**WHAT IS EXPECTED:** Please write out every entry below exactly, leaving out any pictures.

Page and application data records:

_ _ _

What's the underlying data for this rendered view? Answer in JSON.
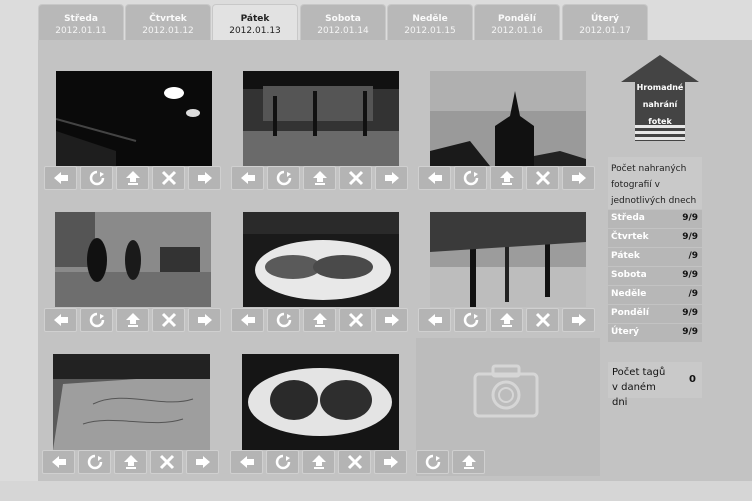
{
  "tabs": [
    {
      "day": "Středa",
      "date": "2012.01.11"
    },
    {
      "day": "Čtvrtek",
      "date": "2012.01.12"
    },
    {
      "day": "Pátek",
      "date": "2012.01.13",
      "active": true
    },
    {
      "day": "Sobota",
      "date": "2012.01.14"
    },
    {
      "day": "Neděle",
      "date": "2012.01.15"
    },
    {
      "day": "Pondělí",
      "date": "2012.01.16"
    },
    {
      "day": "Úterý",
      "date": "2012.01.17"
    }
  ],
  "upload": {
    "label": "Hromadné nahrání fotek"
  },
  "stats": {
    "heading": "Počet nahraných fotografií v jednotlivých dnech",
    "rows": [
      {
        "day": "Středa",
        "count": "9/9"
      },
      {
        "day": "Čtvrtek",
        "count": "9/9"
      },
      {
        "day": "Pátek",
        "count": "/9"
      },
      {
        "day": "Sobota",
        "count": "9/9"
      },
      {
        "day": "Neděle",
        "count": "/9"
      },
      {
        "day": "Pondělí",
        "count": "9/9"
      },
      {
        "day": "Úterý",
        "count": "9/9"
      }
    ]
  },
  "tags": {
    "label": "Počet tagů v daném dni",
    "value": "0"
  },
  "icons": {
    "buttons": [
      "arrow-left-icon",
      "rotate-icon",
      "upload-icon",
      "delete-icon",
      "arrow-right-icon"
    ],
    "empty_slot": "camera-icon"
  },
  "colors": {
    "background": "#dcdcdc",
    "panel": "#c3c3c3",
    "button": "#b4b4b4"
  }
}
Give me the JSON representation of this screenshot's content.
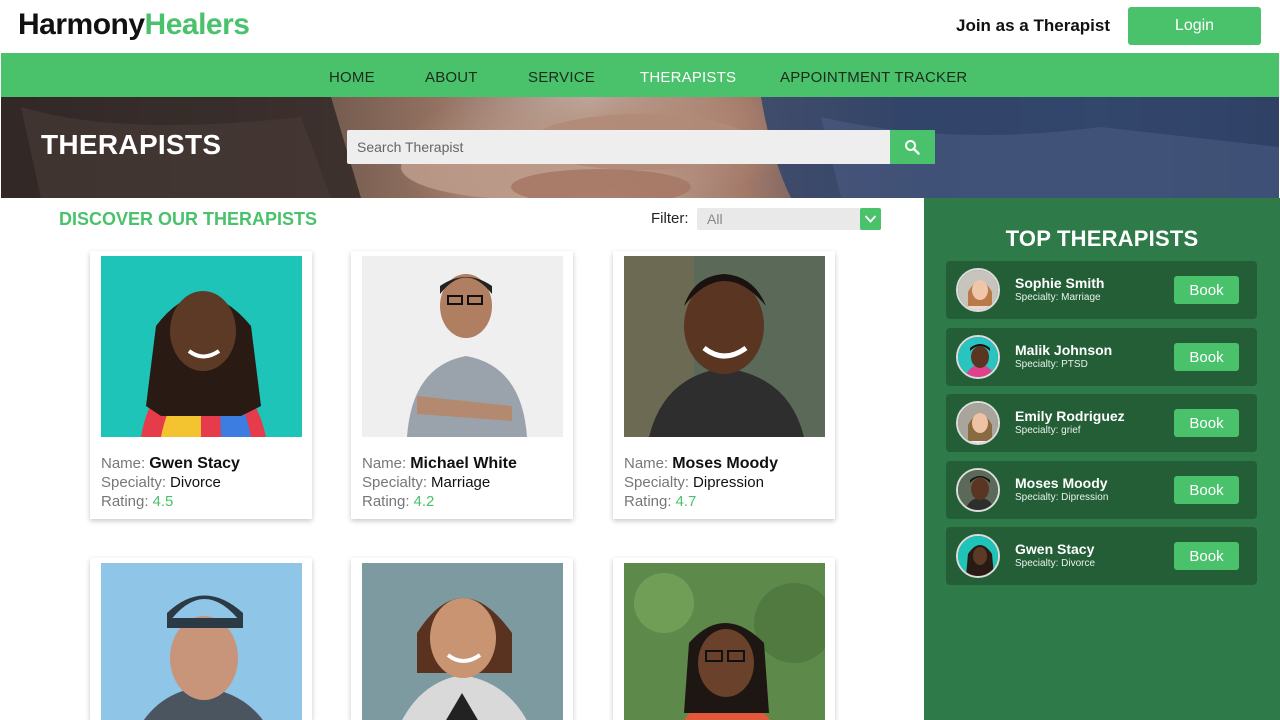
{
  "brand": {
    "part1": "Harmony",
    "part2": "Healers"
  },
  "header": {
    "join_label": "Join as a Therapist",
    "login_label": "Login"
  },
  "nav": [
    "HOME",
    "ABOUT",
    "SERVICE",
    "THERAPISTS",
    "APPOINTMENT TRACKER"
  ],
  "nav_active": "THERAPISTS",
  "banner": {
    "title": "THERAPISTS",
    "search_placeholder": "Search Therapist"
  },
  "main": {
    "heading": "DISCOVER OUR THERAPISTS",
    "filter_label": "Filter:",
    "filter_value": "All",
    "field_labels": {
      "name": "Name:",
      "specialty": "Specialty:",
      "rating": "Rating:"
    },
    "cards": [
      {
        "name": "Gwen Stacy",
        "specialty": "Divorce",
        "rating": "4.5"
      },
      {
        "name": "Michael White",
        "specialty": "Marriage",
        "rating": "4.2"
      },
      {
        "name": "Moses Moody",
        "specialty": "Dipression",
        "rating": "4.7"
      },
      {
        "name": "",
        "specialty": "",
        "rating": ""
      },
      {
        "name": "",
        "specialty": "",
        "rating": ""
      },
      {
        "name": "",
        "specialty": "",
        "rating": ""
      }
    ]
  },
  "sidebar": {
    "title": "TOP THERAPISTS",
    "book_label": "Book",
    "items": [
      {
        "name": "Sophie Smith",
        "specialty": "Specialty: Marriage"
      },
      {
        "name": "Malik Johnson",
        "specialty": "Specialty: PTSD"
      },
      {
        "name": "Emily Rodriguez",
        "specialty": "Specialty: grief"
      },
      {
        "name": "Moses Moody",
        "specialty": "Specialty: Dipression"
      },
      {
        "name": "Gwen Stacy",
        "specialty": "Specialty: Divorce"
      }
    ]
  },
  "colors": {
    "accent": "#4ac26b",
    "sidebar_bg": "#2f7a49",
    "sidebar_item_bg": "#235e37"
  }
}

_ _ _

**EXERCISE SOLUTION:**
What's the underlying data for this rendered view? Answer in JSON.
{
  "tabs": [
    {
      "day": "Středa",
      "date": "2012.01.11"
    },
    {
      "day": "Čtvrtek",
      "date": "2012.01.12"
    },
    {
      "day": "Pátek",
      "date": "2012.01.13",
      "active": true
    },
    {
      "day": "Sobota",
      "date": "2012.01.14"
    },
    {
      "day": "Neděle",
      "date": "2012.01.15"
    },
    {
      "day": "Pondělí",
      "date": "2012.01.16"
    },
    {
      "day": "Úterý",
      "date": "2012.01.17"
    }
  ],
  "upload": {
    "label": "Hromadné nahrání fotek"
  },
  "stats": {
    "heading": "Počet nahraných fotografií v jednotlivých dnech",
    "rows": [
      {
        "day": "Středa",
        "count": "9/9"
      },
      {
        "day": "Čtvrtek",
        "count": "9/9"
      },
      {
        "day": "Pátek",
        "count": "/9"
      },
      {
        "day": "Sobota",
        "count": "9/9"
      },
      {
        "day": "Neděle",
        "count": "/9"
      },
      {
        "day": "Pondělí",
        "count": "9/9"
      },
      {
        "day": "Úterý",
        "count": "9/9"
      }
    ]
  },
  "tags": {
    "label": "Počet tagů v daném dni",
    "value": "0"
  },
  "icons": {
    "buttons": [
      "arrow-left-icon",
      "rotate-icon",
      "upload-icon",
      "delete-icon",
      "arrow-right-icon"
    ],
    "empty_slot": "camera-icon"
  },
  "colors": {
    "background": "#dcdcdc",
    "panel": "#c3c3c3",
    "button": "#b4b4b4"
  }
}
Give me the JSON representation of this screenshot's content.
{
  "brand": {
    "part1": "Harmony",
    "part2": "Healers"
  },
  "header": {
    "join_label": "Join as a Therapist",
    "login_label": "Login"
  },
  "nav": [
    "HOME",
    "ABOUT",
    "SERVICE",
    "THERAPISTS",
    "APPOINTMENT TRACKER"
  ],
  "nav_active": "THERAPISTS",
  "banner": {
    "title": "THERAPISTS",
    "search_placeholder": "Search Therapist"
  },
  "main": {
    "heading": "DISCOVER OUR THERAPISTS",
    "filter_label": "Filter:",
    "filter_value": "All",
    "field_labels": {
      "name": "Name:",
      "specialty": "Specialty:",
      "rating": "Rating:"
    },
    "cards": [
      {
        "name": "Gwen Stacy",
        "specialty": "Divorce",
        "rating": "4.5"
      },
      {
        "name": "Michael White",
        "specialty": "Marriage",
        "rating": "4.2"
      },
      {
        "name": "Moses Moody",
        "specialty": "Dipression",
        "rating": "4.7"
      },
      {
        "name": "",
        "specialty": "",
        "rating": ""
      },
      {
        "name": "",
        "specialty": "",
        "rating": ""
      },
      {
        "name": "",
        "specialty": "",
        "rating": ""
      }
    ]
  },
  "sidebar": {
    "title": "TOP THERAPISTS",
    "book_label": "Book",
    "items": [
      {
        "name": "Sophie Smith",
        "specialty": "Specialty: Marriage"
      },
      {
        "name": "Malik Johnson",
        "specialty": "Specialty: PTSD"
      },
      {
        "name": "Emily Rodriguez",
        "specialty": "Specialty: grief"
      },
      {
        "name": "Moses Moody",
        "specialty": "Specialty: Dipression"
      },
      {
        "name": "Gwen Stacy",
        "specialty": "Specialty: Divorce"
      }
    ]
  },
  "colors": {
    "accent": "#4ac26b",
    "sidebar_bg": "#2f7a49",
    "sidebar_item_bg": "#235e37"
  }
}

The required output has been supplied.